In middle and upper-class families in nineteenth-century France, dolls were important objects materially, culturally, and psychically, as suggested by their ubiquity in women's memoirs as well as the proliferation of fictions devoted to them. The middle and later decades of the century saw important changes in the design and production of these highly class-differentiated objects. This article draws upon Robin Bernstein's methodological approach to the culture of childhood and race in the American context to argue that dolls played a significant part in the learning and transmission of class cultures for middle and upper-class children in nineteenthcentury France. A first section traces the important psychic weight of dolls for nineteenth- century French girls via the autobiographies of women ranging from the obscure to the famous. The second part centers on the strikingly abundant corpus of fictions of the period centered on dolls to argue first for their taxonomic importance : differences between dolls gave girls both a map of social distinctions and scripts for playing upon them. Dolls were also disciplinary inasmuch as they invited and reinforced class-specific values and behaviors.
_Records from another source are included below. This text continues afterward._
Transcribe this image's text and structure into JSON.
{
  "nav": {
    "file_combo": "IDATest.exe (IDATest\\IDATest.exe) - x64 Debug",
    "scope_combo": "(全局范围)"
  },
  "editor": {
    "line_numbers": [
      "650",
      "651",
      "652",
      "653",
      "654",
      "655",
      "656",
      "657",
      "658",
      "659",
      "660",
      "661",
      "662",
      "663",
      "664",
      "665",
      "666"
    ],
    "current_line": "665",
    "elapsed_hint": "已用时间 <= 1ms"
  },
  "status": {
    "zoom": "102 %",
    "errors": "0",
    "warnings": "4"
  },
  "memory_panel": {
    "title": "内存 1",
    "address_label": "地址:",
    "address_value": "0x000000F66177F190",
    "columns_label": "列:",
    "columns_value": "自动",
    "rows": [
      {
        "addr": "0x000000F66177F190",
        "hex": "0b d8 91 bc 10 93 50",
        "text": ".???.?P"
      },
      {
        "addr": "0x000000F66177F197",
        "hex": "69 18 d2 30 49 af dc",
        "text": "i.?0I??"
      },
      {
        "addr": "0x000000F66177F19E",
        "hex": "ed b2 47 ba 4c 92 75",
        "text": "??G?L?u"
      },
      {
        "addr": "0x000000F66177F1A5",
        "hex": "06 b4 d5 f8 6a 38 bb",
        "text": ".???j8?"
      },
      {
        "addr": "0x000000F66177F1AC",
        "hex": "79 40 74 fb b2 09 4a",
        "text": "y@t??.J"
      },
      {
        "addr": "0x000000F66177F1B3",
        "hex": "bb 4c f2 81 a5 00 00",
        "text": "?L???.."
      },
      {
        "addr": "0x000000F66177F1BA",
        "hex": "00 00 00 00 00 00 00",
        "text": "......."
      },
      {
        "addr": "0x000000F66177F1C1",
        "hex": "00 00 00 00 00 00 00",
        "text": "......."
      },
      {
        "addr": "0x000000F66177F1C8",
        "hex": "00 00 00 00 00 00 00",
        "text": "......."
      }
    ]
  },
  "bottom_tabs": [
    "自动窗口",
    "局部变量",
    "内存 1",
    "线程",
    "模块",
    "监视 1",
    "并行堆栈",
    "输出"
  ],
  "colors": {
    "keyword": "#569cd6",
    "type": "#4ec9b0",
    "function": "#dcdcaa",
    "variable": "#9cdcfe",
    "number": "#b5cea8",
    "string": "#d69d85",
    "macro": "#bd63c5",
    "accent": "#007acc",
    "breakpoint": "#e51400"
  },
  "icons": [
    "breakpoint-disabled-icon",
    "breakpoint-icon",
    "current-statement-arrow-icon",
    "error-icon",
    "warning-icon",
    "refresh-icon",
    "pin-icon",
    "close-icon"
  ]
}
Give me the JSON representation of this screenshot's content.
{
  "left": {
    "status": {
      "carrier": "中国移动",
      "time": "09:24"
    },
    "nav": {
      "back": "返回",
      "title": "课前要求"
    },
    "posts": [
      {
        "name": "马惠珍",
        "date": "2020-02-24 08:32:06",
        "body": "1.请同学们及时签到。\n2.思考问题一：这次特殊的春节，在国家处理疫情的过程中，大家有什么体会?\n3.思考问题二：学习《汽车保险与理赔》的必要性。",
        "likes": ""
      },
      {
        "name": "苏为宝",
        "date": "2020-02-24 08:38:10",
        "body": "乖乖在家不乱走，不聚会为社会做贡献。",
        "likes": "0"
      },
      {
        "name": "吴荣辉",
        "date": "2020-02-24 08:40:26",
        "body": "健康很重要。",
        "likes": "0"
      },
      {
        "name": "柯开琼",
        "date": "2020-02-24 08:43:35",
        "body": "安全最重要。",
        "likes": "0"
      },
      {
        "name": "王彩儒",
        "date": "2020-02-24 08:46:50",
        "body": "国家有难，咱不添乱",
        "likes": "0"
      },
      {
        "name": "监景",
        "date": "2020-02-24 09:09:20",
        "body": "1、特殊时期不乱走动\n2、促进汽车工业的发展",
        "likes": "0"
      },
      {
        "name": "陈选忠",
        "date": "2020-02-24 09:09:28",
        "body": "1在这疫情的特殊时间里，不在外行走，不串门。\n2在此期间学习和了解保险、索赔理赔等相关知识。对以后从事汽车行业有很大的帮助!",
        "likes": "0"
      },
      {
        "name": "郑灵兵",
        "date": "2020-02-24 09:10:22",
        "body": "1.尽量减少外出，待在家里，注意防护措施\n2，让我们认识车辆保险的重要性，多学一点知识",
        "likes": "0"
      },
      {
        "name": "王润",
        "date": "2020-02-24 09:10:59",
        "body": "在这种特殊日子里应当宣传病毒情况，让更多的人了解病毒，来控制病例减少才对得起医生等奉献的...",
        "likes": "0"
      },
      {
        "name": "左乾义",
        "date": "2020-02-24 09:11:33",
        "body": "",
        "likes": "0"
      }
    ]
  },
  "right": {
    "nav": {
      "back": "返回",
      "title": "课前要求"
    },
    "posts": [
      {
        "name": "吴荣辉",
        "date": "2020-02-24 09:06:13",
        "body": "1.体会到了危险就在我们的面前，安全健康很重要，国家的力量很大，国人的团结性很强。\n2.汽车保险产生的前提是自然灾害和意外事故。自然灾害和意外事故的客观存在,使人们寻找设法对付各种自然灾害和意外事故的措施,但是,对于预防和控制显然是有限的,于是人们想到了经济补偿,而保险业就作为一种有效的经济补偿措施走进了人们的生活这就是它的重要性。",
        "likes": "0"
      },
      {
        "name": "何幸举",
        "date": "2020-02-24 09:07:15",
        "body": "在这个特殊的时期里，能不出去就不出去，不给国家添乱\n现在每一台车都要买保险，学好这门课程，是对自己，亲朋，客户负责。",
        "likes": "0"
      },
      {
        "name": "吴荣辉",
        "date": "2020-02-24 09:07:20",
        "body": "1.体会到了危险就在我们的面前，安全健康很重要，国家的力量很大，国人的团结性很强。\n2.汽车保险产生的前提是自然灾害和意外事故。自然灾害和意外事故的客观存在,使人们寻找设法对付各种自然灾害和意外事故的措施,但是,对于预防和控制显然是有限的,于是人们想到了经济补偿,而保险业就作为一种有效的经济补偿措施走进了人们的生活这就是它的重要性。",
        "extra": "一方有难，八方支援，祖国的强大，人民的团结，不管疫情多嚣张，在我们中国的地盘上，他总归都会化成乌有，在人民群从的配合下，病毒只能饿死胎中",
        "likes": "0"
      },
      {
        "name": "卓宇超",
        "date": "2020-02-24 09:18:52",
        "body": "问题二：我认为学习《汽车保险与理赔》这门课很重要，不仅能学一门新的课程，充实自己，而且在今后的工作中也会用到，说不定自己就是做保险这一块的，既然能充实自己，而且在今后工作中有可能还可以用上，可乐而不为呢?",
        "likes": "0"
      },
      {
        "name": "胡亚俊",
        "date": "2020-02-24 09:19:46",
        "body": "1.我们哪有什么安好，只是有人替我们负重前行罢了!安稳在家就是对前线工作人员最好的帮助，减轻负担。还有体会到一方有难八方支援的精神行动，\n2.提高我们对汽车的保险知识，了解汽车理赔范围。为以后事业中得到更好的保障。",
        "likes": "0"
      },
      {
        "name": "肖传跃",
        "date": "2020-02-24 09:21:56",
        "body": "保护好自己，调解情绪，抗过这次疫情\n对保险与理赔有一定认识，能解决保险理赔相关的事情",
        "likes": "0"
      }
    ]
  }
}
Methodologically the article proposes, following Bernstein, a dynamic approach to material culture revolving around concepts of script and performance.
|Translated title of the contribution||Toy stories: Dolls, material culture, and class imaginaries in nineteenth-century France|
|Number of pages||33|
|State||Published - Apr 9 2020|
- 19th century
- Material culture
ASJC Scopus subject areas